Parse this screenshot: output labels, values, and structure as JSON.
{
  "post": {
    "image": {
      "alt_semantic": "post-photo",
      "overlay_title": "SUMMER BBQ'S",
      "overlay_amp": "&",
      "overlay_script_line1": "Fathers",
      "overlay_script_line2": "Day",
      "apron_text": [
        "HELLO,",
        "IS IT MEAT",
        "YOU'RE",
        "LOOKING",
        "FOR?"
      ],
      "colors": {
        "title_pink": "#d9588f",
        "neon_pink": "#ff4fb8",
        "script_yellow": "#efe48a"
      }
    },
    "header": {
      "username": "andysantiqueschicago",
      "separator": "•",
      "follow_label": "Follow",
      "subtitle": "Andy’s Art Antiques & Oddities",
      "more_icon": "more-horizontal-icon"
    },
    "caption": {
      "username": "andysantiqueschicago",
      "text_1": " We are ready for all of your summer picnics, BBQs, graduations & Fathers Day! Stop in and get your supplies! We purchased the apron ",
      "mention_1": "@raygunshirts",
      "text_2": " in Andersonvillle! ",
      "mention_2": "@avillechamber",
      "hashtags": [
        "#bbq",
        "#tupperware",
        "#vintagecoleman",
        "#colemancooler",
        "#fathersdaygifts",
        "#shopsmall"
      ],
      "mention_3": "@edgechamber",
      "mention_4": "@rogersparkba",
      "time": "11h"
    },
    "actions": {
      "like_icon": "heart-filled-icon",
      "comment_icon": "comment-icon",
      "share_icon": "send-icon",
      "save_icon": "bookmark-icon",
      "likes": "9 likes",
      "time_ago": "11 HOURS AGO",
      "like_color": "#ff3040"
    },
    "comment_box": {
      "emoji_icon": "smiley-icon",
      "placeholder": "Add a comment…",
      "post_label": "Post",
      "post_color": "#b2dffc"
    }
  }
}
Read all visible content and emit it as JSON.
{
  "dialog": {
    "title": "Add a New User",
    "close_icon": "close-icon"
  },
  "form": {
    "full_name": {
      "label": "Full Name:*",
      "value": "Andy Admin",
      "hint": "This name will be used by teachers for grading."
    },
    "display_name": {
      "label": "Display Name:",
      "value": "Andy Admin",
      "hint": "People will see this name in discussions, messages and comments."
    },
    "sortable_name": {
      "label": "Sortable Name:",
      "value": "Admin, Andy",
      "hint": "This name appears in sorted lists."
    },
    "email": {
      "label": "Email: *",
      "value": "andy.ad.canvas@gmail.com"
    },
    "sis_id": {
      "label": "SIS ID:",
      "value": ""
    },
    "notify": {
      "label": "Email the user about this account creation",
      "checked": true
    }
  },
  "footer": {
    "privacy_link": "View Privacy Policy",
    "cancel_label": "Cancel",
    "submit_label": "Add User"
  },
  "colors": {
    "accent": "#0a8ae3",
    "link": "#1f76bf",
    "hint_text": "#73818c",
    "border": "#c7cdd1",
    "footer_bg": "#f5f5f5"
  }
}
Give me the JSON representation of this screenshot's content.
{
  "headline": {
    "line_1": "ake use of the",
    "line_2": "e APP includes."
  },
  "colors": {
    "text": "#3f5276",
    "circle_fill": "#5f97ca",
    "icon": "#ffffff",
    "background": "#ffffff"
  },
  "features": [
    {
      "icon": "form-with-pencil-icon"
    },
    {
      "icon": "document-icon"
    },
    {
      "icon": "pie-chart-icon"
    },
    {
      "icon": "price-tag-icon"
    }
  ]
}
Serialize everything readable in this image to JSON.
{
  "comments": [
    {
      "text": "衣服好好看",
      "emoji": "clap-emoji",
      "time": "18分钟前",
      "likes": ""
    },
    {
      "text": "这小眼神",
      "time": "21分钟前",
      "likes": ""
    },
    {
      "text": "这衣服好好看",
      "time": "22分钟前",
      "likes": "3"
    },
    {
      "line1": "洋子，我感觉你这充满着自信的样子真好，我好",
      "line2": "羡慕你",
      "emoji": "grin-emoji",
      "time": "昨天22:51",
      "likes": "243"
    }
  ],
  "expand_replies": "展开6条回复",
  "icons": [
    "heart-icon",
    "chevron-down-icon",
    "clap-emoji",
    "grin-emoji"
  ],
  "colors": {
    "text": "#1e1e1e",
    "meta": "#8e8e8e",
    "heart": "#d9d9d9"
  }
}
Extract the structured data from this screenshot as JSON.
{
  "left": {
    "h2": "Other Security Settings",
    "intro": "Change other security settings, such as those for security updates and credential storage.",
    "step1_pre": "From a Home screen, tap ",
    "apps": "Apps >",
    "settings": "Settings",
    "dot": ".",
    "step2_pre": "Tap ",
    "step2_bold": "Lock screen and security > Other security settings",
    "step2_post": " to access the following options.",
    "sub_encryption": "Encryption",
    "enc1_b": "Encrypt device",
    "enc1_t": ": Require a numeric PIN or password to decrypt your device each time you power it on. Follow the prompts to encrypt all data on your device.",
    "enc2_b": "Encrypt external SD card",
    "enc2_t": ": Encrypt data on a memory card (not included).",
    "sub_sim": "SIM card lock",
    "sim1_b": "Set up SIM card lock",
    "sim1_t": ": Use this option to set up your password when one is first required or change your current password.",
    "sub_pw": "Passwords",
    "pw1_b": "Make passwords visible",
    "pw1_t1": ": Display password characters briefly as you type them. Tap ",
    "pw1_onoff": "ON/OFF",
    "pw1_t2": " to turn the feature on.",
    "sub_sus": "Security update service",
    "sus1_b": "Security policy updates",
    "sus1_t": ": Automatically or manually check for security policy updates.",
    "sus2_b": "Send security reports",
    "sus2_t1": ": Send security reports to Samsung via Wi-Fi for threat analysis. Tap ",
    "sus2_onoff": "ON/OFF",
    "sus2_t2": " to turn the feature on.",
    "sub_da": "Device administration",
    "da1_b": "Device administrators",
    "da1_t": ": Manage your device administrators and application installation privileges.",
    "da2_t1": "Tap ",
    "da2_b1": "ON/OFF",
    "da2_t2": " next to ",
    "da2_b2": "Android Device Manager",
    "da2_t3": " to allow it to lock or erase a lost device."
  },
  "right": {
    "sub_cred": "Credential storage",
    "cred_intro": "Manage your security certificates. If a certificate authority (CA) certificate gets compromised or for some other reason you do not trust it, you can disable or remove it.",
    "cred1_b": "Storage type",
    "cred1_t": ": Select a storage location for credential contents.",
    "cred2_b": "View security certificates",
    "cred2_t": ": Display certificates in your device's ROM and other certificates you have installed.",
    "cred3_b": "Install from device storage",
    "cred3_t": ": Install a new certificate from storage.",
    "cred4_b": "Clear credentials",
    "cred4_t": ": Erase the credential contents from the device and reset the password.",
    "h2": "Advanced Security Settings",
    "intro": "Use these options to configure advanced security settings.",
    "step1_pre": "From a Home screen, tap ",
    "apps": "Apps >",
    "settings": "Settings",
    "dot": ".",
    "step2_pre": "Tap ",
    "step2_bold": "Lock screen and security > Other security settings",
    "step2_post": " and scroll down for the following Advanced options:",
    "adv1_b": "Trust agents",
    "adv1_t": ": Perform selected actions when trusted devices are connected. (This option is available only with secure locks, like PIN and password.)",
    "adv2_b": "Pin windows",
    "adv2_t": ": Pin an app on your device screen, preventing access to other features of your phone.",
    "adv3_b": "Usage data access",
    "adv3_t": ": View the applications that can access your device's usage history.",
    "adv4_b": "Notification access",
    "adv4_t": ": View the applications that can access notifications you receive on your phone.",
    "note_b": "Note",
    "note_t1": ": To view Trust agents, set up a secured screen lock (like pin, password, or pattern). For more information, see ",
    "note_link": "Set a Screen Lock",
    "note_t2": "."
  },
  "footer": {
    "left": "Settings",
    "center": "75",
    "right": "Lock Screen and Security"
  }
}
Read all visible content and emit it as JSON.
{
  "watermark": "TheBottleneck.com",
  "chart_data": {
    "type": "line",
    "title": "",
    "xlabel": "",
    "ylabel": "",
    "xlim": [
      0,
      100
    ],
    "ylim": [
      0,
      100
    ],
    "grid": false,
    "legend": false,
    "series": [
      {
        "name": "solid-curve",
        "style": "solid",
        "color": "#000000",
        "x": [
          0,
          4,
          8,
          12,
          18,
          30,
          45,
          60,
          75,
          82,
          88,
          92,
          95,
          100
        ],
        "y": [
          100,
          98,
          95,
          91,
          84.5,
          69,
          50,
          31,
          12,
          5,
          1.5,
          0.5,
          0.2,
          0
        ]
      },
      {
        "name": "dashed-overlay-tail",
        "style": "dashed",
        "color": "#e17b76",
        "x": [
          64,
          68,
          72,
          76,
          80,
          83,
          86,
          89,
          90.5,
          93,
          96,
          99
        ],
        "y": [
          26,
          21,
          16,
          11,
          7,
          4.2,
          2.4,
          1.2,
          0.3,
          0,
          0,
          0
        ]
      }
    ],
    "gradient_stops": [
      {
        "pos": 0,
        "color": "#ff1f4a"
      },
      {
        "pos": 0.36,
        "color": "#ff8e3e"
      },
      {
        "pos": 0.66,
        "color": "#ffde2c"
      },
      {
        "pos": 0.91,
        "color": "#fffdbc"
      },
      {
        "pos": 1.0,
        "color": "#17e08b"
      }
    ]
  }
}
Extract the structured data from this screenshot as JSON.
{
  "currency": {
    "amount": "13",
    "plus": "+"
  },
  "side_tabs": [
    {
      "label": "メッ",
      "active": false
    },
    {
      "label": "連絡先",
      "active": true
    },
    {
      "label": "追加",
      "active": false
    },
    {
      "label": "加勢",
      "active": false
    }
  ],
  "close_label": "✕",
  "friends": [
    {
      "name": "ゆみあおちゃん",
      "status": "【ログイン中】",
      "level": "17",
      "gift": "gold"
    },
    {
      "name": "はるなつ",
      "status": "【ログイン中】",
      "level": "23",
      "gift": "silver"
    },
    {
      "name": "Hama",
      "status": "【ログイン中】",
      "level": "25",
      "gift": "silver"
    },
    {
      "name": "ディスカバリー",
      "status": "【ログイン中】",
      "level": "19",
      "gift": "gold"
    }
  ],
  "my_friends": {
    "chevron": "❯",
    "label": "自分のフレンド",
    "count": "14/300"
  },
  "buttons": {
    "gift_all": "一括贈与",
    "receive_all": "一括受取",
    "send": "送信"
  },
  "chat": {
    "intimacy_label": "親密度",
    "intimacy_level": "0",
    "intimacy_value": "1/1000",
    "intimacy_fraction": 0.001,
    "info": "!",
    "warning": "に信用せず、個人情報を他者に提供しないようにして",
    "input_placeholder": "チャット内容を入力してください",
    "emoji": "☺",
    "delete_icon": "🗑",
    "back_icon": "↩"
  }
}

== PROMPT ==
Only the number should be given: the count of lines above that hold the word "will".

== EXERCISE SOLUTION ==
2